■ **Task requirements**: Return the full set of entries below exactly, leaving every image out.

[Entries supplied — start]

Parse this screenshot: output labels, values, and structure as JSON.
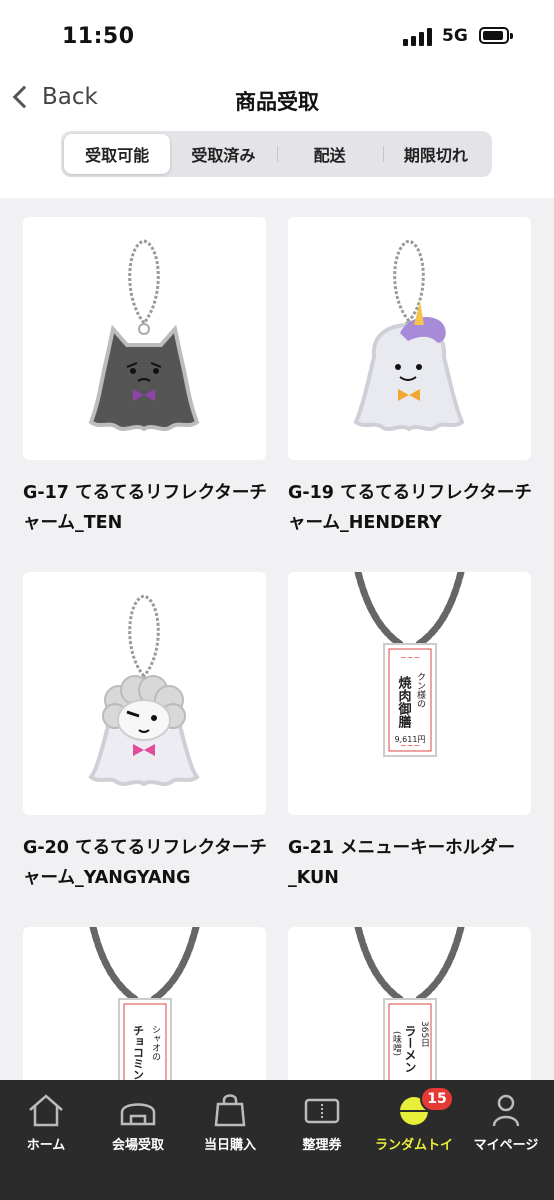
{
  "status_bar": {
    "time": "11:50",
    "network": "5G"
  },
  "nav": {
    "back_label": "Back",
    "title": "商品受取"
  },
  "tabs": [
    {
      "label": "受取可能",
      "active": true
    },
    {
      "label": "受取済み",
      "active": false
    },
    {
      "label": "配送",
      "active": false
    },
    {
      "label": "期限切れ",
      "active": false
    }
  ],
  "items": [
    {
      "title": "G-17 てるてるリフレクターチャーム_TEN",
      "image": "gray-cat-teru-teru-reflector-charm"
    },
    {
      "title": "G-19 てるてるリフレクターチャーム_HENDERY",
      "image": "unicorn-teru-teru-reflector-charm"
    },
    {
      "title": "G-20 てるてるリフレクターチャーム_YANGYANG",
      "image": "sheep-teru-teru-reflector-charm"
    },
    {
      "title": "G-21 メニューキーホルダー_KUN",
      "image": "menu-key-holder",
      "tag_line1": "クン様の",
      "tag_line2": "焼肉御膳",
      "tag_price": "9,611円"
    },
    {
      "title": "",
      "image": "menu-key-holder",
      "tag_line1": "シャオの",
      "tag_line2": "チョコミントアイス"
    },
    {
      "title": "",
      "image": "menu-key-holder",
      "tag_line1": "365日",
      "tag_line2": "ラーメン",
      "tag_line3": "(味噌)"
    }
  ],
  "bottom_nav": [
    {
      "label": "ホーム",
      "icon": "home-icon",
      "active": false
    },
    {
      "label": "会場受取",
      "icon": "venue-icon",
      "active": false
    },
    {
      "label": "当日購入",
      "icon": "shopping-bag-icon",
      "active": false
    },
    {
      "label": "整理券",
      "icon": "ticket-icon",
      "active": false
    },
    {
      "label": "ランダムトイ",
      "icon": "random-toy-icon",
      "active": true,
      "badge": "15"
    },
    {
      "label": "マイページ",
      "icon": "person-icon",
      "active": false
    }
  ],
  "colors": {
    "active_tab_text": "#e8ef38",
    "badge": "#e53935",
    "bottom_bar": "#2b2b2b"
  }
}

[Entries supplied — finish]

■ **Response to the task**:
Parse this screenshot: output labels, values, and structure as JSON.
{
  "status_bar": {
    "time": "11:50",
    "network": "5G"
  },
  "nav": {
    "back_label": "Back",
    "title": "商品受取"
  },
  "tabs": [
    {
      "label": "受取可能",
      "active": true
    },
    {
      "label": "受取済み",
      "active": false
    },
    {
      "label": "配送",
      "active": false
    },
    {
      "label": "期限切れ",
      "active": false
    }
  ],
  "items": [
    {
      "title": "G-17 てるてるリフレクターチャーム_TEN",
      "image": "gray-cat-teru-teru-reflector-charm"
    },
    {
      "title": "G-19 てるてるリフレクターチャーム_HENDERY",
      "image": "unicorn-teru-teru-reflector-charm"
    },
    {
      "title": "G-20 てるてるリフレクターチャーム_YANGYANG",
      "image": "sheep-teru-teru-reflector-charm"
    },
    {
      "title": "G-21 メニューキーホルダー_KUN",
      "image": "menu-key-holder",
      "tag_line1": "クン様の",
      "tag_line2": "焼肉御膳",
      "tag_price": "9,611円"
    },
    {
      "title": "",
      "image": "menu-key-holder",
      "tag_line1": "シャオの",
      "tag_line2": "チョコミントアイス"
    },
    {
      "title": "",
      "image": "menu-key-holder",
      "tag_line1": "365日",
      "tag_line2": "ラーメン",
      "tag_line3": "(味噌)"
    }
  ],
  "bottom_nav": [
    {
      "label": "ホーム",
      "icon": "home-icon",
      "active": false
    },
    {
      "label": "会場受取",
      "icon": "venue-icon",
      "active": false
    },
    {
      "label": "当日購入",
      "icon": "shopping-bag-icon",
      "active": false
    },
    {
      "label": "整理券",
      "icon": "ticket-icon",
      "active": false
    },
    {
      "label": "ランダムトイ",
      "icon": "random-toy-icon",
      "active": true,
      "badge": "15"
    },
    {
      "label": "マイページ",
      "icon": "person-icon",
      "active": false
    }
  ],
  "colors": {
    "active_tab_text": "#e8ef38",
    "badge": "#e53935",
    "bottom_bar": "#2b2b2b"
  }
}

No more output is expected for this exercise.